**Listed records**.

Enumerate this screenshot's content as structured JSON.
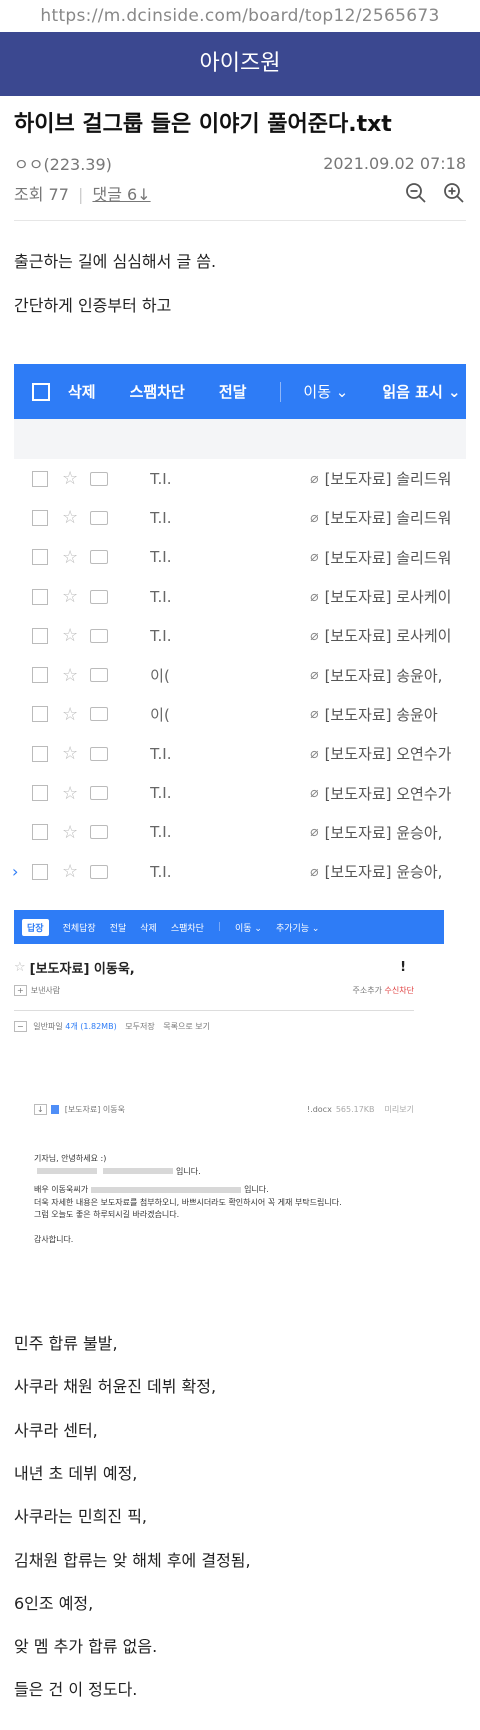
{
  "url_bar": {
    "text": "https://m.dcinside.com/board/top12/2565673"
  },
  "gallery": {
    "name": "아이즈원"
  },
  "post": {
    "title": "하이브 걸그룹 들은 이야기 풀어준다.txt",
    "author": "ㅇㅇ(223.39)",
    "datetime": "2021.09.02 07:18",
    "views": "조회 77",
    "comments": "댓글 6↓",
    "intro_lines": [
      "출근하는 길에 심심해서 글 씀.",
      "간단하게 인증부터 하고"
    ],
    "closing_lines": [
      "민주 합류 불발,",
      "사쿠라 채원 허윤진 데뷔 확정,",
      "사쿠라 센터,",
      "내년 초 데뷔 예정,",
      "사쿠라는 민희진 픽,",
      "김채원 합류는 앚 해체 후에 결정됨,",
      "6인조 예정,",
      "앚 멤 추가 합류 없음.",
      "들은 건 이 정도다."
    ]
  },
  "mail_list": {
    "toolbar": [
      "삭제",
      "스팸차단",
      "전달",
      "이동 ⌄",
      "읽음 표시 ⌄"
    ],
    "rows": [
      {
        "sender": "T.I.",
        "subject": "[보도자료] 솔리드워"
      },
      {
        "sender": "T.I.",
        "subject": "[보도자료] 솔리드워"
      },
      {
        "sender": "T.I.",
        "subject": "[보도자료] 솔리드워"
      },
      {
        "sender": "T.I.",
        "subject": "[보도자료] 로사케이"
      },
      {
        "sender": "T.I.",
        "subject": "[보도자료] 로사케이"
      },
      {
        "sender": "이(",
        "subject": "[보도자료] 송윤아,"
      },
      {
        "sender": "이(",
        "subject": "[보도자료] 송윤아"
      },
      {
        "sender": "T.I.",
        "subject": "[보도자료] 오연수가"
      },
      {
        "sender": "T.I.",
        "subject": "[보도자료] 오연수가"
      },
      {
        "sender": "T.I.",
        "subject": "[보도자료] 윤승아,"
      },
      {
        "sender": "T.I.",
        "subject": "[보도자료] 윤승아,"
      }
    ]
  },
  "mail_read": {
    "toolbar": [
      "답장",
      "전체답장",
      "전달",
      "삭제",
      "스팸차단",
      "이동 ⌄",
      "추가기능 ⌄"
    ],
    "subject": "[보도자료] 이동욱,",
    "subject_tail": "!",
    "sender_label": "보낸사람",
    "sender_actions": [
      "주소추가",
      "수신차단"
    ],
    "attach_label": "일반파일",
    "attach_count": "4개 (1.82MB)",
    "attach_actions": [
      "모두저장",
      "목록으로 보기"
    ],
    "file_name": "[보도자료] 이동욱",
    "file_ext": "!.docx",
    "file_size": "565.17KB",
    "file_action": "미리보기",
    "letter": {
      "greeting": "기자님, 안녕하세요 :)",
      "line1_end": "입니다.",
      "line2_start": "배우 이동욱씨가",
      "line2_end": "입니다.",
      "line3": "더욱 자세한 내용은 보도자료를 첨부하오니, 바쁘시더라도 확인하시어 꼭 게재 부탁드립니다.",
      "line4": "그럼 오늘도 좋은 하루되시길 바라겠습니다.",
      "thanks": "감사합니다."
    }
  },
  "colors": {
    "gallery_bar": "#3b4890",
    "mail_blue": "#2e7cf6"
  }
}
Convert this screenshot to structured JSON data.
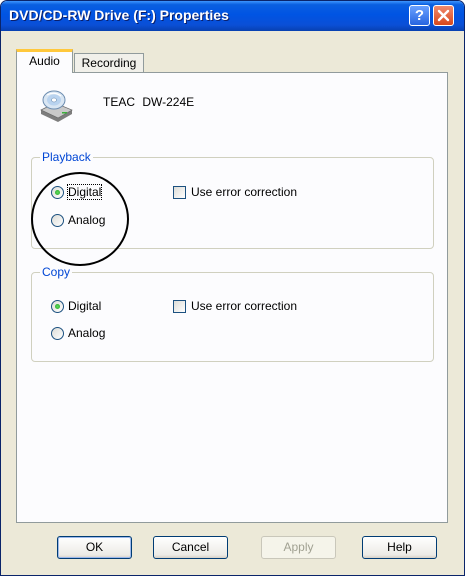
{
  "window": {
    "title": "DVD/CD-RW Drive (F:) Properties"
  },
  "titlebar_buttons": {
    "help": "?",
    "close_icon": "close-icon"
  },
  "tabs": [
    {
      "label": "Audio",
      "active": true
    },
    {
      "label": "Recording",
      "active": false
    }
  ],
  "device": {
    "icon": "cd-drive-icon",
    "name": "TEAC   DW-224E"
  },
  "playback": {
    "label": "Playback",
    "digital": "Digital",
    "analog": "Analog",
    "selected": "Digital",
    "error_correction": "Use error correction",
    "error_correction_checked": false
  },
  "copy": {
    "label": "Copy",
    "digital": "Digital",
    "analog": "Analog",
    "selected": "Digital",
    "error_correction": "Use error correction",
    "error_correction_checked": false
  },
  "buttons": {
    "ok": "OK",
    "cancel": "Cancel",
    "apply": "Apply",
    "help": "Help"
  },
  "colors": {
    "title_bar": "#0054e3",
    "group_label": "#0046d5",
    "radio_selected": "#21a121"
  }
}
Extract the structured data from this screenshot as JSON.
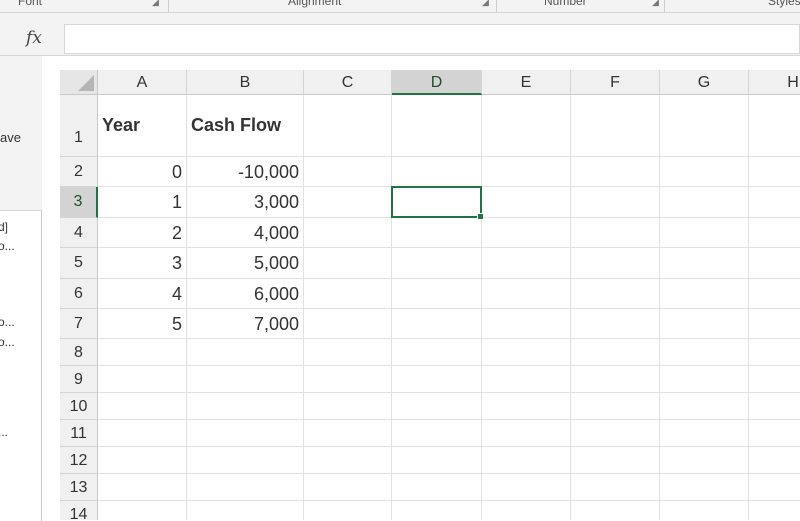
{
  "ribbon": {
    "groups": [
      "Font",
      "Alignment",
      "Number",
      "Styles"
    ]
  },
  "formula_bar": {
    "fx_label": "fx",
    "value": ""
  },
  "side_pane": {
    "save_label": "ave",
    "items": [
      "d]",
      "o...",
      "o...",
      "o...",
      "..."
    ]
  },
  "sheet": {
    "columns": [
      "A",
      "B",
      "C",
      "D",
      "E",
      "F",
      "G",
      "H"
    ],
    "rows": [
      "1",
      "2",
      "3",
      "4",
      "5",
      "6",
      "7",
      "8",
      "9",
      "10",
      "11",
      "12",
      "13",
      "14"
    ],
    "active_column": "D",
    "active_row": "3",
    "selected_cell": "D3",
    "cells": {
      "A1": "Year",
      "B1": "Cash Flow",
      "A2": "0",
      "B2": "-10,000",
      "A3": "1",
      "B3": "3,000",
      "A4": "2",
      "B4": "4,000",
      "A5": "3",
      "B5": "5,000",
      "A6": "4",
      "B6": "6,000",
      "A7": "5",
      "B7": "7,000"
    }
  },
  "colors": {
    "accent": "#217346",
    "gridline": "#e1e1e1",
    "header_bg": "#f0f0f0"
  }
}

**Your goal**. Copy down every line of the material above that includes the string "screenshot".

**Your solution**.
Enumerate this screenshot's content as structured JSON.
Convert this screenshot to structured JSON data.
Extract the structured data from this screenshot as JSON.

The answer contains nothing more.